(Records shown begins)

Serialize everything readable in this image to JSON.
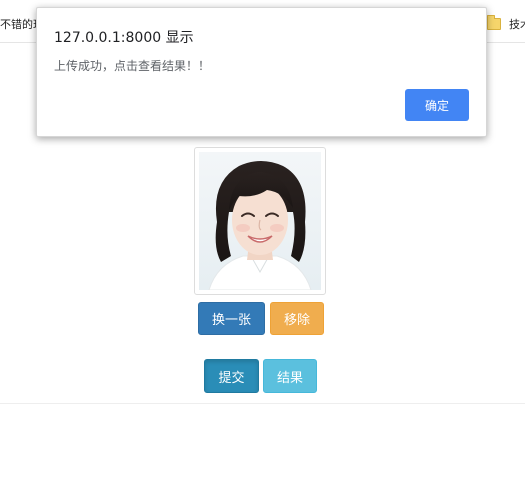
{
  "bookmarks_bar": {
    "left_text": "不错的玩",
    "right_text": "技术"
  },
  "alert": {
    "title": "127.0.0.1:8000 显示",
    "message": "上传成功，点击查看结果！！",
    "ok_label": "确定",
    "ok_color": "#4285f4"
  },
  "photo": {
    "icon": "portrait-photo"
  },
  "actions": {
    "change_label": "换一张",
    "remove_label": "移除",
    "submit_label": "提交",
    "result_label": "结果"
  },
  "colors": {
    "primary": "#337ab7",
    "warning": "#f0ad4e",
    "info": "#5bc0de",
    "submit": "#2a8db7"
  }
}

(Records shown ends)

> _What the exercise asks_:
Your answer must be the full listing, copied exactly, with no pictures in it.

> _Final answer_:
Serialize everything readable in this image to JSON.
{
  "bookmarks_bar": {
    "left_text": "不错的玩",
    "right_text": "技术"
  },
  "alert": {
    "title": "127.0.0.1:8000 显示",
    "message": "上传成功，点击查看结果！！",
    "ok_label": "确定",
    "ok_color": "#4285f4"
  },
  "photo": {
    "icon": "portrait-photo"
  },
  "actions": {
    "change_label": "换一张",
    "remove_label": "移除",
    "submit_label": "提交",
    "result_label": "结果"
  },
  "colors": {
    "primary": "#337ab7",
    "warning": "#f0ad4e",
    "info": "#5bc0de",
    "submit": "#2a8db7"
  }
}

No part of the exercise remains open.